-- Records for this task follows --
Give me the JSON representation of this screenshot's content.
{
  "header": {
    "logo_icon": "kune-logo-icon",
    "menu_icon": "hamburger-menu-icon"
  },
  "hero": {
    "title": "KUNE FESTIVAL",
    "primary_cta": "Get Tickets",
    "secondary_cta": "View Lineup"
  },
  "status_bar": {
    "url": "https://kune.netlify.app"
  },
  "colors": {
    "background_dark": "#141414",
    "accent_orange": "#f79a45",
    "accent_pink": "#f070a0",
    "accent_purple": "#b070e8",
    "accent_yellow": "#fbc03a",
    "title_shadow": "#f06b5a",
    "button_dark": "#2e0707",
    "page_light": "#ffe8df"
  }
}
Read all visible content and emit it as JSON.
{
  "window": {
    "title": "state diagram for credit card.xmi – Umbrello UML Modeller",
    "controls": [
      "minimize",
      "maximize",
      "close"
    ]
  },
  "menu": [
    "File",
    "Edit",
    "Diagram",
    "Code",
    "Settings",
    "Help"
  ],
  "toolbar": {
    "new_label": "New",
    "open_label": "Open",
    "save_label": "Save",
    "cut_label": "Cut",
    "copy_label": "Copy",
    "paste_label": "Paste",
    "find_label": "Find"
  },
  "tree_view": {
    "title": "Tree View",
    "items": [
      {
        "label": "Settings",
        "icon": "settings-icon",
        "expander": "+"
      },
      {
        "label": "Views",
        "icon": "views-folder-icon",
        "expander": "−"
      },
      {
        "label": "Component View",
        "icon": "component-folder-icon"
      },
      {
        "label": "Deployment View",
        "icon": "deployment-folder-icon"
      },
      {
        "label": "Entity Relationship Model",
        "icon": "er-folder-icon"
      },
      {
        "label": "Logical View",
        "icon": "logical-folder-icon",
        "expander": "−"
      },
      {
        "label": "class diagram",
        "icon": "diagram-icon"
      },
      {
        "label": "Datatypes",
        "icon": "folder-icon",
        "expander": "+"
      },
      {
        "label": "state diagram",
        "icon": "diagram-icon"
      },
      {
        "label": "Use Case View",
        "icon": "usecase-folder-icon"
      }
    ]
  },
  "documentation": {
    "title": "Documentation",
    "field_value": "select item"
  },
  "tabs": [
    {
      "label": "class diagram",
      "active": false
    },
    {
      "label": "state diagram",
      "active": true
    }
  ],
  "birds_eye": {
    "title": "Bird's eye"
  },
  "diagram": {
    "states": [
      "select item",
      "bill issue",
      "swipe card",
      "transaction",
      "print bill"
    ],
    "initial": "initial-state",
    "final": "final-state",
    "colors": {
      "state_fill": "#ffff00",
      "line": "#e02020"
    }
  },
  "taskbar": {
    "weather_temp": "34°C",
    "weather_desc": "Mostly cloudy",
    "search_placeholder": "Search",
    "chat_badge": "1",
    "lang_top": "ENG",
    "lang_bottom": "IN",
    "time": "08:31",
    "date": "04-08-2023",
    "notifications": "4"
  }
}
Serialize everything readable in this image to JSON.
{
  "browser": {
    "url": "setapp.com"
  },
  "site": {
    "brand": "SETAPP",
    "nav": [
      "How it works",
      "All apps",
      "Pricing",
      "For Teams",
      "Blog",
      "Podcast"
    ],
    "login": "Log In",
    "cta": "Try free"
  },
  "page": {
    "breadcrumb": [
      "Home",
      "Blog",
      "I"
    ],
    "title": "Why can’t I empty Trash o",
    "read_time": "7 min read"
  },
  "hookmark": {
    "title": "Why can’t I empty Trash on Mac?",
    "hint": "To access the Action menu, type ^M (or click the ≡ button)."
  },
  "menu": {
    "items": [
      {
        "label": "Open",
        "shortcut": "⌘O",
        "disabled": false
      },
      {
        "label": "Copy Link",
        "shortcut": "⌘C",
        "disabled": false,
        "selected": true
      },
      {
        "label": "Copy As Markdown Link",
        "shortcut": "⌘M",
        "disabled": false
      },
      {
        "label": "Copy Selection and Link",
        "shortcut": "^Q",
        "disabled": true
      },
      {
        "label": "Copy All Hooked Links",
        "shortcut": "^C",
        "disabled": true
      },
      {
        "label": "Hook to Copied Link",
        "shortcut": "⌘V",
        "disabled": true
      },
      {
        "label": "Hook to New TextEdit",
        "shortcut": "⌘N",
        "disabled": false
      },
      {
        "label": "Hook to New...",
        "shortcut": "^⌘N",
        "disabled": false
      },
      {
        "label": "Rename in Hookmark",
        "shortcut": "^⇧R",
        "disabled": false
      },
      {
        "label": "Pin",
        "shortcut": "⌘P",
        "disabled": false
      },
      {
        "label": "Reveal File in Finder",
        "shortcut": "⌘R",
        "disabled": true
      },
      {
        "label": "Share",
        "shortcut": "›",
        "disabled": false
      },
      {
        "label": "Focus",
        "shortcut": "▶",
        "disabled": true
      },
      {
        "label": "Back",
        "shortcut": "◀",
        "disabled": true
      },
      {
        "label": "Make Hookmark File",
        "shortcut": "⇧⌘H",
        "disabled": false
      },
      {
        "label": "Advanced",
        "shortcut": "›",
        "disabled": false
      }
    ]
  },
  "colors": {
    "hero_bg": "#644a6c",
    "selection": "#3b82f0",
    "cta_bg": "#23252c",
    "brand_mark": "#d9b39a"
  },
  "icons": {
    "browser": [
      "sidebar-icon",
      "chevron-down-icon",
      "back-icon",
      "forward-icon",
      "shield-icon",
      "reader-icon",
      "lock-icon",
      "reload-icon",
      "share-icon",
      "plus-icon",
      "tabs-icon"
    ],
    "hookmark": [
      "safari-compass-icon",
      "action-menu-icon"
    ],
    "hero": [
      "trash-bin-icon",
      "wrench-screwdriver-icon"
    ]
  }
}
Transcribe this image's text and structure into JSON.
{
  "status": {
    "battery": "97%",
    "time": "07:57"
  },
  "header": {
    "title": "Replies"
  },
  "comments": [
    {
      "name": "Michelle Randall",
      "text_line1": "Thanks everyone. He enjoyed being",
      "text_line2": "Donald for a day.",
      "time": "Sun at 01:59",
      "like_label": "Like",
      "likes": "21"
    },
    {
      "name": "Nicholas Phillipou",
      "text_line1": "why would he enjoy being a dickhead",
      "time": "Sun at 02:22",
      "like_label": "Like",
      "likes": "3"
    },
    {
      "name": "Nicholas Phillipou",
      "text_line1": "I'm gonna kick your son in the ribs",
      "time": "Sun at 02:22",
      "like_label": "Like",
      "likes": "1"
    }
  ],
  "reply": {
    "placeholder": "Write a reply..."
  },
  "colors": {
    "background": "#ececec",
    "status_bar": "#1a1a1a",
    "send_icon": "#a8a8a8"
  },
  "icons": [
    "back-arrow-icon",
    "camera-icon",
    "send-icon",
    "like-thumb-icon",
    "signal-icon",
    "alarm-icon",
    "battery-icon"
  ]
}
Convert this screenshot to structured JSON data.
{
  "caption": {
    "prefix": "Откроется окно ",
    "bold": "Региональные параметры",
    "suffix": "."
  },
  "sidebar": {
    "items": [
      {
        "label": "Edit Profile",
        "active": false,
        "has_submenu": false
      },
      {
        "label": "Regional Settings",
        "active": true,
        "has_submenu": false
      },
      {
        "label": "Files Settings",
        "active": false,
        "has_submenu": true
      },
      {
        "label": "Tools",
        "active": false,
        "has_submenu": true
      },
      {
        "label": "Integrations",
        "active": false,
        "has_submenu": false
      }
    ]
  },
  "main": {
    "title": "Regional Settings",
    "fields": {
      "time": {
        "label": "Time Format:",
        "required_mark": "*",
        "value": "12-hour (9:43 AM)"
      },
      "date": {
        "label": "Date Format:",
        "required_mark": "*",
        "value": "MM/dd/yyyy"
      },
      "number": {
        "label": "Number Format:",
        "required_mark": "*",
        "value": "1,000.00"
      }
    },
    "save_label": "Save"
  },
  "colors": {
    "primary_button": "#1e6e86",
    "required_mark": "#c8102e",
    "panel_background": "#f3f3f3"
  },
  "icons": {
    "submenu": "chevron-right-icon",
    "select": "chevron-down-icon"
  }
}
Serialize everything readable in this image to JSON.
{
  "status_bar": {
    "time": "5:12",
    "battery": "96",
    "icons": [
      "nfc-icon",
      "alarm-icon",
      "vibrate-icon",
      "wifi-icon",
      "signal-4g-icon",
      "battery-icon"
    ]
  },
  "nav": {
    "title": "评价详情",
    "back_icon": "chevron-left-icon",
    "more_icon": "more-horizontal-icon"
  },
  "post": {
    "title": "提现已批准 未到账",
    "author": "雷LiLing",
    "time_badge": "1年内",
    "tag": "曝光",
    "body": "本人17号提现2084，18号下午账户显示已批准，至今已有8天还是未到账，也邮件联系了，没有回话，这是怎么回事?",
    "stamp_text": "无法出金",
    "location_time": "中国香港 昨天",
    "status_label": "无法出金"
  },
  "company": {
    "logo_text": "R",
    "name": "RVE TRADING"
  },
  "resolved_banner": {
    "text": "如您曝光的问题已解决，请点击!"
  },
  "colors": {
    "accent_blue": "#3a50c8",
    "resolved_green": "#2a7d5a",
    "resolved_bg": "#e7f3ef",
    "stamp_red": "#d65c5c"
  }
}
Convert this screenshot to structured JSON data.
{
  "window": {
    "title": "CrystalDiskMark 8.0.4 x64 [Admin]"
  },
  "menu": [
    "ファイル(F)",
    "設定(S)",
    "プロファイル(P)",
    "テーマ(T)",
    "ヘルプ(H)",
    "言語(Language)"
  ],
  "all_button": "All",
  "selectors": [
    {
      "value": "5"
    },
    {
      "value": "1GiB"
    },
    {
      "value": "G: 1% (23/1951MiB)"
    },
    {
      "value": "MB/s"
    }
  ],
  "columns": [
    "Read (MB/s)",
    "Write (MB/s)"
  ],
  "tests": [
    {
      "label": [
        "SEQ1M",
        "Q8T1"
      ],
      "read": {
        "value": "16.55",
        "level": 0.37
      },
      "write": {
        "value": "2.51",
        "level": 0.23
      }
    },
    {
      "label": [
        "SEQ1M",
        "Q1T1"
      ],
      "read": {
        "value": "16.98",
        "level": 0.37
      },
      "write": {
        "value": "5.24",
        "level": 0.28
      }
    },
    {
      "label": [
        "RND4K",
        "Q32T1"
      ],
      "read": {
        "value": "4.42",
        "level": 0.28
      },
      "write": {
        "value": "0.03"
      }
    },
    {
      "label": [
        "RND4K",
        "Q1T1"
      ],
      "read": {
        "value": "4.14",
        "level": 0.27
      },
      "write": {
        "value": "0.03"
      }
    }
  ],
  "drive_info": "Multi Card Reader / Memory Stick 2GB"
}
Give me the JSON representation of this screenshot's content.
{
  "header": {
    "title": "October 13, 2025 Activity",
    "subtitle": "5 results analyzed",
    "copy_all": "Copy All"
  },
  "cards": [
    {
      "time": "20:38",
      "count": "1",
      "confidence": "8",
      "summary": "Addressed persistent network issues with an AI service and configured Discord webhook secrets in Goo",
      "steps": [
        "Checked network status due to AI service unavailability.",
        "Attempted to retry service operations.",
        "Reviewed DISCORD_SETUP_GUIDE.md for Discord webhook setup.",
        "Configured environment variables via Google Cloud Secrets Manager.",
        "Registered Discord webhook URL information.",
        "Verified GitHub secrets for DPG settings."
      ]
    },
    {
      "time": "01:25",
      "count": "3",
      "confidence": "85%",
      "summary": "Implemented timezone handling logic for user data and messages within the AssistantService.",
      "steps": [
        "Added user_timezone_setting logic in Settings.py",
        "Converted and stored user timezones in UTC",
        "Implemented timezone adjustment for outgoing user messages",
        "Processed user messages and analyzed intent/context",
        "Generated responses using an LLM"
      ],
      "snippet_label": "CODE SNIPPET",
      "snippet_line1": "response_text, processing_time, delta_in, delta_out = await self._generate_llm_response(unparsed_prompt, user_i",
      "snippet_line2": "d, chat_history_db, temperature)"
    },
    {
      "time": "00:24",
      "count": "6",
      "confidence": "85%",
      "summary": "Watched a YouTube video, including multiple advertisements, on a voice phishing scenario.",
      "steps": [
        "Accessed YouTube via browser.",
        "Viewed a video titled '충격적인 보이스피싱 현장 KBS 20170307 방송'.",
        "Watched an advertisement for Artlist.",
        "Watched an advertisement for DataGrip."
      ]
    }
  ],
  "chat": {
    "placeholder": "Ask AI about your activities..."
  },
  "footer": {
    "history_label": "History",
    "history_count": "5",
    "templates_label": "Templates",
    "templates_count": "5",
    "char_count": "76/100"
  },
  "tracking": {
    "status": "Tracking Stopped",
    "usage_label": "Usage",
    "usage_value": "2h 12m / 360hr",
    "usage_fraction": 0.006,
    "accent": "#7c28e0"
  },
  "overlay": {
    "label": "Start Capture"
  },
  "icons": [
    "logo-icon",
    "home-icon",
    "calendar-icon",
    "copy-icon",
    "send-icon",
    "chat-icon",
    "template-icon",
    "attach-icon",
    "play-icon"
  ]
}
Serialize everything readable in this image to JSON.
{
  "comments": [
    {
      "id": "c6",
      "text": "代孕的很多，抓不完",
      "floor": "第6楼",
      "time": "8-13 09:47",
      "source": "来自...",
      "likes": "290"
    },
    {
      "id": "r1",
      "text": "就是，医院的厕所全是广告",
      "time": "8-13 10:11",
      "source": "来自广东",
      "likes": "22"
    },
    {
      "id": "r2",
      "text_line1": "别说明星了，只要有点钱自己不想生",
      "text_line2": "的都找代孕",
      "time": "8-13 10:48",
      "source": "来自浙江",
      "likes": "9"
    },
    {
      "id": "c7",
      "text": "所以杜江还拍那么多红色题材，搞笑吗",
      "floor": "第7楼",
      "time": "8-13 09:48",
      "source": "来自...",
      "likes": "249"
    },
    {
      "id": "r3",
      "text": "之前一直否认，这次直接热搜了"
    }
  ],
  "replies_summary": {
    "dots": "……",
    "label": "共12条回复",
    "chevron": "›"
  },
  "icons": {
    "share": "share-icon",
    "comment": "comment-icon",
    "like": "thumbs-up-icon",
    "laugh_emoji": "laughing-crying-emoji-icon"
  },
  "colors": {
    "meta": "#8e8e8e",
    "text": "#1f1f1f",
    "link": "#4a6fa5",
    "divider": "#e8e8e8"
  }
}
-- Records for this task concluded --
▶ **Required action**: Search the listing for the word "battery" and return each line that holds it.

▶ **Answer section**:
    "battery": "97%",
    "battery-icon"
    "battery": "96",
      "battery-icon"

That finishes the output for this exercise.